Veal Demi Glacé

Every kitchen should have a great Demi glacé on hand.  The depth of flavor cannot be replicated, slow roasting and time are crucial to making a deep brown, clear and shiny finished product.  I make this recipe 2-3 times per year, freezing it in small batches for later use.

25 lbs. Veal Bones

8 onions with skins
6 carrots with skins
2 heads celery
3 6-oz. cans tomato paste

25 peppercorns

3 Bay leaves
2 bunches parsley STEMS ONLY. (The leaves will leave black specks in the demi that looks like burned herbs.)
Water to cover

1. Preheat the oven to 350 and roast the bones for about an hour. Do not burn. Remove from oven and coat with tomato paste. Return to the oven for about 5 minutes until the paste roasts but doesn’t burn. Place the bones at the bottom of a stock pot and form a barrier between the vegetables and the pot. This will prevent a bottom burn.

2. Slice 2 onions in half, with skins on, plaimagece the flat part on a sizzle plate and roast until very dark and extremely light. This adds the deep color and a richness of flavor to the demi.

3. Rough cut the rest of the onions, carrots and celery and roast until browned and softened. About an hour or so.

4. Add the vegetables on top of the bones and cover with water to about 4″ from the top of the pot. Add the bay leaves, peppercorns and parsley stems.

5. Simmer for 3 days. Strain and refrigerate.

6. Remove the fat from the top.

7. Reduce to 1/3 of starting volume.

8. Should make 3 Quarts. Can be frozen.
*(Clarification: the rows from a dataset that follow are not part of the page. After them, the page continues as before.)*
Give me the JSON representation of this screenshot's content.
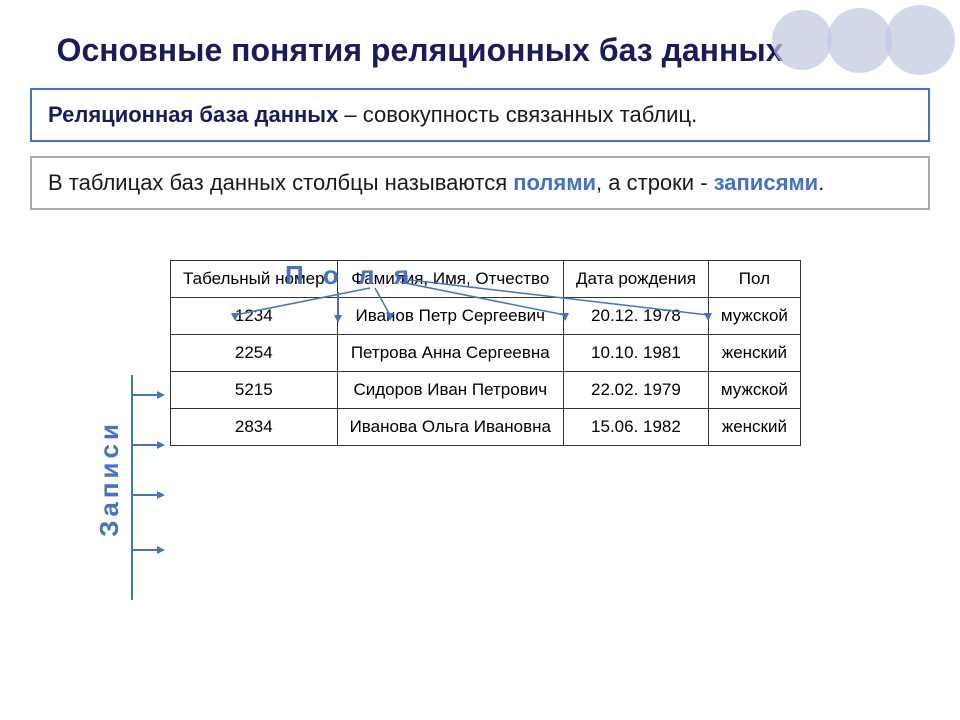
{
  "title": "Основные понятия реляционных баз данных",
  "definition": {
    "term": "Реляционная база данных",
    "dash": " – ",
    "rest": "совокупность связанных таблиц."
  },
  "info_text_1": "В таблицах баз данных столбцы называются ",
  "fields_word": "полями",
  "info_text_2": ", а строки - ",
  "records_word": "записями",
  "info_text_3": ".",
  "fields_label": "П о л я",
  "records_label": "Записи",
  "table": {
    "headers": [
      "Табельный номер",
      "Фамилия, Имя, Отчество",
      "Дата рождения",
      "Пол"
    ],
    "rows": [
      [
        "1234",
        "Иванов Петр Сергеевич",
        "20.12. 1978",
        "мужской"
      ],
      [
        "2254",
        "Петрова Анна Сергеевна",
        "10.10. 1981",
        "женский"
      ],
      [
        "5215",
        "Сидоров Иван Петрович",
        "22.02. 1979",
        "мужской"
      ],
      [
        "2834",
        "Иванова Ольга Ивановна",
        "15.06. 1982",
        "женский"
      ]
    ]
  }
}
If you make a large batch, portion the demi into ice cube trays and freeze in containers for future use.

Bolognese a/k/a Meat Sauce a/k/a More Please….

Showing the parmesan rind.
Bolobnese, showing the parmesan rind.

One of life’s truisms is that everyone loves pasta, don’t let them tell you otherwise – that is just an attempt to make you walk away from the pasta bowl to save more for them.  Honestly.

Even so, not everyone loves the same kind of pasta.  Some like their noodles al dente (“toothy), others mushy (not me!).  Some like red sauces, some white.  Some red sauces have sugar added, others would rather gnaw on a pine cone.  Some choose a smooth marinara, others a chunky Bolognese.  This recipe is in that last category, a nice, chunky Bolognese – with no sugar added.

If you follow any of my recipes, you are probably aware that I consider a recipe more of an advisory opinion that a “you must do this….this way….now”.  And that is quite true with sauces, partially for the reasons set forth above:  everyone has their own preferences.  So, here comes by basic recipe.  You can add, subtract and substitute all day long and make it your own.  But I suggest beginning at the beginning.  Make this base, what I consider “essential” recipe, then modify it to your own liking.  Oh, and this recipe makes 6 quarts of deliciousness.  As you will see below, I use my vacuum sealer  to make individual quart bags to freeze for later.  They lay flat, and thaw quickly, but you can also use mason jars.  I do not suggest storing red sauce in any of your plastic containers (to be honest, I don’t recommend plastic containers at all), because the sauce will stain the containers and depending on quality, you may even end up with a chemical taste in your sauce.  Ew. (Jimmy?  Jimmy Falon??  Where are you?)

Continue reading “Bolognese a/k/a Meat Sauce a/k/a More Please….”